ROME — Pope Francis met with the Grand Ayatollah Sayyid Ali al-Husayni al-Sistani in southern Iraq early Saturday and thanked him for his vocal defense of human life.
The meeting took place at the home of Sistani, one of the most senior clerics in Shiite Islam, in Iraq’s holy city of Najaf, on the second day of the pope’s historic visit to the country.
The director of the Holy See Press Office, Matteo Bruni, released a communiqué Saturday noting that the courtesy visit between the two leaders lasted about forty-five minutes.
During the meeting, the pontiff “stressed the importance of collaboration and friendship between religious communities,” Bruni stated, in a common endeavor to promote mutual respect and dialogue and so to “contribute to the good of Iraq, the region, and all humanity.”
Bruni said that the meeting provided the pope with an opportunity to thank the ayatollah for having “raised his voice in defense of the weakest and most persecuted, affirming the sacredness of human life and the importance of the unity of the Iraqi people” in the face of the ongoing conflicts and violence of recent years.
For his part, al-Sistani also released a statement following the meeting in which he defended the rights of Iraq Christians in Iraq to enjoy full citizenship and human rights.
Christians should “live like all Iraqis, in security and peace and with full constitutional rights,” the ayatollah said. He underscored the “role that the religious authority plays in protecting them, and others who have also suffered injustice and harm in the events of past years.”
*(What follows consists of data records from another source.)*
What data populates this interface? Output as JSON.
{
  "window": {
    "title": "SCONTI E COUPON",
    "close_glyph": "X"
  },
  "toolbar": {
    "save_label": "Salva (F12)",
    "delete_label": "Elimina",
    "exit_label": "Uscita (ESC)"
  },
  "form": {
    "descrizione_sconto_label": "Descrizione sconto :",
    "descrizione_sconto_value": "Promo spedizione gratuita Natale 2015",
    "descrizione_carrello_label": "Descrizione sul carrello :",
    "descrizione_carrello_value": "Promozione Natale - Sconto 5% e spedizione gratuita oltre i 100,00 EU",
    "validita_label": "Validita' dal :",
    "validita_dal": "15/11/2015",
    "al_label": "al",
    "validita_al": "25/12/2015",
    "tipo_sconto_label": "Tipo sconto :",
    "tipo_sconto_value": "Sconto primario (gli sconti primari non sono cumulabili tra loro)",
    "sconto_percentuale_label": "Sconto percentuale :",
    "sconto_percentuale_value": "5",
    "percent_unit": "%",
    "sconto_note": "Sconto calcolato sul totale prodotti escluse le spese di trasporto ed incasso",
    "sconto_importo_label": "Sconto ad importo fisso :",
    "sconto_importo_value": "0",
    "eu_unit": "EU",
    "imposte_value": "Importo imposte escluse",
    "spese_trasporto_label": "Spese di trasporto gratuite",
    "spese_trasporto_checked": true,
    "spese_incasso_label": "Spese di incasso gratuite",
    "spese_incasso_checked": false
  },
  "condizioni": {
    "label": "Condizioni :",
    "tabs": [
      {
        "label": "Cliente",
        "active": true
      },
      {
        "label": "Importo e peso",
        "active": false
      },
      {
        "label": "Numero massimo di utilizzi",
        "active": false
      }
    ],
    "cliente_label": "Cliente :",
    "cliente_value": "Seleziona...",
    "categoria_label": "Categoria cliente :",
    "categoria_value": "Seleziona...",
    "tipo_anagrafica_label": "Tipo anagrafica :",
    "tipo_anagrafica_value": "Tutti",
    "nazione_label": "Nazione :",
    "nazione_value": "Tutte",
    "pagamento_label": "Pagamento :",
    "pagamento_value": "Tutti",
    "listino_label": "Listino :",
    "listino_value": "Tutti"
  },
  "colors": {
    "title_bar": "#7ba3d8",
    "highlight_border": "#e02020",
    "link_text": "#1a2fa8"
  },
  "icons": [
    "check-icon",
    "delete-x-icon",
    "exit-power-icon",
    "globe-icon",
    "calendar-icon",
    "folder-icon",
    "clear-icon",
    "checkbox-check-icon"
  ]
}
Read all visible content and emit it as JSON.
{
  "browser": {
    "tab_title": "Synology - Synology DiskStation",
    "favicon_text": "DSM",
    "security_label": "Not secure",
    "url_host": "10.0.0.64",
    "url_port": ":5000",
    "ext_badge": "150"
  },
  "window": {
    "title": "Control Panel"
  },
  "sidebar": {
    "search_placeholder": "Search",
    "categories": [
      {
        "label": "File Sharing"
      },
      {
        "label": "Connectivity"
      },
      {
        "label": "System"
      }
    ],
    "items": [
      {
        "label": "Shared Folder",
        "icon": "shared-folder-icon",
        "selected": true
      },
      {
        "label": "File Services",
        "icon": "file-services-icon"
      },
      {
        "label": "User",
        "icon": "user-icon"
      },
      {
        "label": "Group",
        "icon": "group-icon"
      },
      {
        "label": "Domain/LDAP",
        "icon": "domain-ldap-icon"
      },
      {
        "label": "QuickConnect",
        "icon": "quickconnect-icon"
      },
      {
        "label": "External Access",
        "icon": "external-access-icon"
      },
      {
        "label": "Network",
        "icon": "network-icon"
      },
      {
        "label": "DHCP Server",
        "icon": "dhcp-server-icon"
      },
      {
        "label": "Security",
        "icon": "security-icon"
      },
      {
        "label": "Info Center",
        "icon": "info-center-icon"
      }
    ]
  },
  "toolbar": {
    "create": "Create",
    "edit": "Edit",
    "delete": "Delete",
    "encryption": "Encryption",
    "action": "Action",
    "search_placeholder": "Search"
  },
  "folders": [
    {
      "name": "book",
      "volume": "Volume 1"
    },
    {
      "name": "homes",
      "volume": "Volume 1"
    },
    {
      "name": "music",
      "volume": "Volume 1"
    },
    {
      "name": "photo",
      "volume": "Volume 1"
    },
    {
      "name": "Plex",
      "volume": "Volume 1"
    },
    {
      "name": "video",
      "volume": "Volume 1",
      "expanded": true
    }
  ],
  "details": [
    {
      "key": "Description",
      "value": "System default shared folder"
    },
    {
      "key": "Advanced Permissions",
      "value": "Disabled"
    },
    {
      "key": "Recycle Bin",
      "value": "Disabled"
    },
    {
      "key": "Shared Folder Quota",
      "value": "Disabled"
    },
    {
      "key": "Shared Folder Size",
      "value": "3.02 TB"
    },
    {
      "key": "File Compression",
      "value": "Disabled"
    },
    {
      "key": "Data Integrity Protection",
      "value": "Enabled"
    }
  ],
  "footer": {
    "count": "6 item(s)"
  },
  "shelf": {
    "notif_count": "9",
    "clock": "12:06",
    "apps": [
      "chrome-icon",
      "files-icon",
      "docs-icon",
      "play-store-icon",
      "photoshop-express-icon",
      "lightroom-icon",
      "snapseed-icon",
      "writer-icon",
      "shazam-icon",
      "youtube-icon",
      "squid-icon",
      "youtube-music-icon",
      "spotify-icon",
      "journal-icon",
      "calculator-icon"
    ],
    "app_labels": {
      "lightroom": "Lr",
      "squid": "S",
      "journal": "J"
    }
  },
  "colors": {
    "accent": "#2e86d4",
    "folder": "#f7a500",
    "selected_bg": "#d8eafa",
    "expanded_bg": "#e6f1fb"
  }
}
Al-Sistani, a highly venerated figure in Shiite-majority Iraq, wished happiness to Francis and the members of the Catholic Church, and thanked the pope for making the effort to visit him in Najaf.
When the Islamic State captured Mosul in 2014 and took control of much of Iraq, Sistani called on the Iraqi people to take up arms against the caliphate. Tens of thousands of Shia Muslims answered his call, which resulted in the birth of the Hashd al-Shaabi, Iraq’s Shia militias.
In taking his leave of the ayatollah Saturday, the pope reiterated his prayers to God, creator of all, “for a future of peace and fraternity for the beloved Iraqi land, for the Middle East and for the whole world,” the Vatican Press Office said.
On Friday, the pope noted that “Iraq has suffered the disastrous effects of wars, the scourge of terrorism and sectarian conflicts often grounded in a fundamentalism incapable of accepting the peaceful coexistence of different ethnic and religious groups, different ideas and cultures.”
“Only if we learn to look beyond our differences and see each other as members of the same human family, will we be able to begin an effective process of rebuilding and leave to future generations a better, more just and more humane world,” he declared in his first major address after arriving to Iraq.